As baby boomers age, many are losing their hearing. It might be scary to think you’ll never again be able to understand a conversation or enjoy a loved one’s laughter. One Roanoke ear, nose, and throat doctor knows exactly how his patients feel.
“I have trouble in background noise situations. I have trouble with women’s and children’s voices.
Geoffrey Harter wears hearing aids.
“I have difficulty picking out, if I’m in a situation like in the Parish Hall after church, if you’re trying to talk to somebody with the background going, I have a very difficult time picking out sounds.”
Dr. Harter is also an Ear, Nose, and Throat Specialist at Jefferson Surgical Clinic in Roanoke.
“So it’s a combination of loss of hearing plus a loss of the ability to understand.”
He blames genetics for his profound hearing loss.
“My parents both had very bad hearing losses and I had a situation, after I’d been in practice for probably about eight years or so, one fall I had a sudden, rapid decrease in my hearing.”
The 57-year-old says people typically start losing their hearing in the 60s or 70s but his hearing loss began in his 20s just as he was starting his medical career.
“Of course, this was brought up by my wife who, a few years after we got married, was mentioning to me that I certainly had a significant problem. And, sort of being a typical guy, I was putting it off. I actually had ringing in my ears for several years prior to this and I knew very well that ringing in the ears was typically a sign of hearing loss, but I didn’t pursue it. And then after I’d been in practice for several years, I had my hearing checked and found I had a pretty significant hearing loss.”
And that’s caused more than a few problems at home.
“For example, we have an alarm system in the house. And this was just a few months ago, I didn’t have my hearing aids in, and I inadvertently set off the alarm system. I never heard it. And my wife was yelling downstairs trying to get my attention and I couldn’t figure out why she was so upset.”
”But you could hear your wife yelling downstairs.”
“Yes, absolutely, different frequency.”

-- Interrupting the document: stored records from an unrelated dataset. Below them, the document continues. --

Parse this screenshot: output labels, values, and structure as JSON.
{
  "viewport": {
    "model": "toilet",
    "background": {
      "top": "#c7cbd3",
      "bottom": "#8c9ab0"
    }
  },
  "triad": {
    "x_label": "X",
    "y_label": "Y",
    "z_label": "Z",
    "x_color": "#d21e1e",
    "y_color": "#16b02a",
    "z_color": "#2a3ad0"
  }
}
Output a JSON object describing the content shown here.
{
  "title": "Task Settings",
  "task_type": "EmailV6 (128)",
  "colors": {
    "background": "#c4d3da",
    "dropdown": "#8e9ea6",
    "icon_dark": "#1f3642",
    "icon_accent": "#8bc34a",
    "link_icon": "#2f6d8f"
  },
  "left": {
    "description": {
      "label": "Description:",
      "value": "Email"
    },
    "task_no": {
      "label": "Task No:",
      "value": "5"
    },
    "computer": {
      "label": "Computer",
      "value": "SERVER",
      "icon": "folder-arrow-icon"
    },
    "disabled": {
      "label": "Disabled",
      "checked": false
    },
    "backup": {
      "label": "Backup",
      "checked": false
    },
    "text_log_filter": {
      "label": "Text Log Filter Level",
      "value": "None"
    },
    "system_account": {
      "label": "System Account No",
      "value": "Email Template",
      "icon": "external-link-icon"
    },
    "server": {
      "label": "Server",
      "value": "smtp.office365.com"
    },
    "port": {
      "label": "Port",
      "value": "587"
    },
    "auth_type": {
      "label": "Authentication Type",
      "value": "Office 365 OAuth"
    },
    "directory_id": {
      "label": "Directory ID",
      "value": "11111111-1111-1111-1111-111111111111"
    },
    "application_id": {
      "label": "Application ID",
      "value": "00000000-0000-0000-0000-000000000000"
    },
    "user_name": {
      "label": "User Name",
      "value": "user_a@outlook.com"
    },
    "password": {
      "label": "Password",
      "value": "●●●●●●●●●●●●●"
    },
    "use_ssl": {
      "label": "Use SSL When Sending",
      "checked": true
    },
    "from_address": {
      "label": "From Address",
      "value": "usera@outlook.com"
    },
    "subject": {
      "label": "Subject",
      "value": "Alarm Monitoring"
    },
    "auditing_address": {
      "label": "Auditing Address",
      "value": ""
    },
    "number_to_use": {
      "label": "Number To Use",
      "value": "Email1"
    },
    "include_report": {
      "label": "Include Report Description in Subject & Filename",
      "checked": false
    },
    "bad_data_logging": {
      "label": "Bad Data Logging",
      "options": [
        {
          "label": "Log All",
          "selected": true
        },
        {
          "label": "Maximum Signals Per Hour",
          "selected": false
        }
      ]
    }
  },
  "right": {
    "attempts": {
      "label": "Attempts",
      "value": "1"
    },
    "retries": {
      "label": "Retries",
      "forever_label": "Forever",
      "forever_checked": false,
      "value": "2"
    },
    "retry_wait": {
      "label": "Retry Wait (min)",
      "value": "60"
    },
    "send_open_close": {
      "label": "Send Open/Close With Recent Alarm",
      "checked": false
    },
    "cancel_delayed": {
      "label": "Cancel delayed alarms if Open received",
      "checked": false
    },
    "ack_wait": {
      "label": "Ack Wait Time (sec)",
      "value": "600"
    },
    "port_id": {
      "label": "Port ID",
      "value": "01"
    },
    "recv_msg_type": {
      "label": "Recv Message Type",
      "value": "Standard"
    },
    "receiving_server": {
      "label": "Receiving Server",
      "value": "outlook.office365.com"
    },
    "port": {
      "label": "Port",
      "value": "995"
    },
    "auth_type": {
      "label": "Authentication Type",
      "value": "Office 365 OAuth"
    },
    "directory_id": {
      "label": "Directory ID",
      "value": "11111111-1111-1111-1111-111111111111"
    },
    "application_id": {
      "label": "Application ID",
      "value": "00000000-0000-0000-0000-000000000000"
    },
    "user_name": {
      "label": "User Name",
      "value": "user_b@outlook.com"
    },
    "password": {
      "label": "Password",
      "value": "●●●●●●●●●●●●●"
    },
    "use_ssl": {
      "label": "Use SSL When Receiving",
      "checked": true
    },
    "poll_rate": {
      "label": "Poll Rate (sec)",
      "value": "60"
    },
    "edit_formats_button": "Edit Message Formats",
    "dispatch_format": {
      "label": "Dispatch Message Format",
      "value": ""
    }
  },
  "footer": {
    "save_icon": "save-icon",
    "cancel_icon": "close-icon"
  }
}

Harter’s hearing loss affects the mid and upper ranges of the hearing spectrum. For instance, he can’t hear the timer on the microwave or oven and his TV set has the closed caption turned on. He hears well enough to attend church, but movies and plays are out of the question.

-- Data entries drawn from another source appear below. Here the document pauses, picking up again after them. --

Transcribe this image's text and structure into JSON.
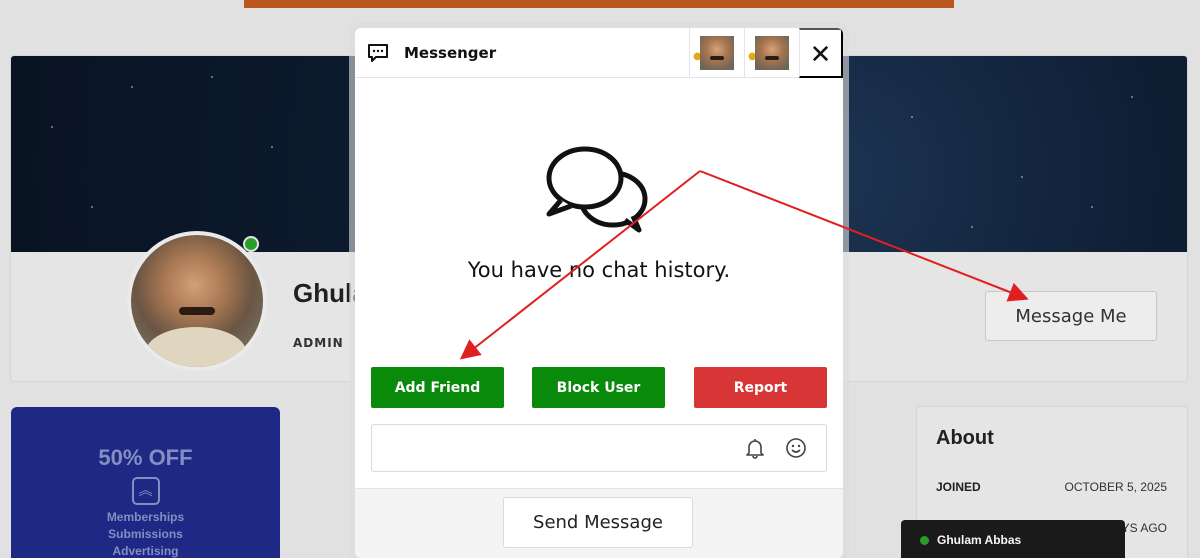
{
  "profile": {
    "name": "Ghula",
    "role": "ADMIN",
    "message_button": "Message Me"
  },
  "promo": {
    "title": "50% OFF",
    "lines": [
      "Memberships",
      "Submissions",
      "Advertising"
    ]
  },
  "about": {
    "title": "About",
    "joined_label": "JOINED",
    "joined_value": "OCTOBER 5, 2025",
    "second_value_fragment": "YS AGO"
  },
  "chat_bar": {
    "name": "Ghulam Abbas",
    "status_color": "#2aa52a"
  },
  "messenger": {
    "title": "Messenger",
    "empty_text": "You have no chat history.",
    "buttons": {
      "add_friend": "Add Friend",
      "block_user": "Block User",
      "report": "Report"
    },
    "input_placeholder": "",
    "send_label": "Send Message",
    "close_glyph": "✕"
  },
  "colors": {
    "green": "#0a8a0a",
    "red": "#d83636",
    "annotation": "#e02020"
  }
}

“I can’t understand people if I go to a play well, even with the amplification system. Movies are disasters because movies have background music of course and noise. I went to one with my daughter last year and she had to explain to me what was happening.”
He prided himself on being a surgeon, taking out tonsils and putting tubes in children’s ears. But a few years ago, he decided to step aside.
“I was having more and more difficulty understanding people and of course, in the environment in the operating room, people wearing masks, so I don’t get those cues. Plus the fact if I’m operating, I’m not looking at somebody’s mouth when they’re talking to me anyway. But I had some situations when I had difficulty understanding the anesthesiologist and other people in the room and I fortunately never had any problems but I was afraid that I might encounter a problem and so I pulled myself out a little over two years ago.”
Harter still sees patients, but now he refers them to his colleagues for surgery. He’s up front about his hearing loss and says patients are relieved to know he understands what they’re going through. Harter says as people live longer, they’re having problems hearing, but also understanding and processing sounds, and that causes people to isolate themselves from society.
“And they’re finding also that this helps contribute to dementia. We don’t think that it’s a cause necessarily, but it certainly contributes to dementia because you’re no longer getting that input.”
He says much progress has been made when it comes to hearing aids. The old analog ones were effective only in limited environments.
“With the digitally programmable hearing aids, you have almost infinitely adjustable hearing aids, so you can have them set for various environments.”
He says with the right hearing aids, patients can resume their everyday activities with almost no limitations.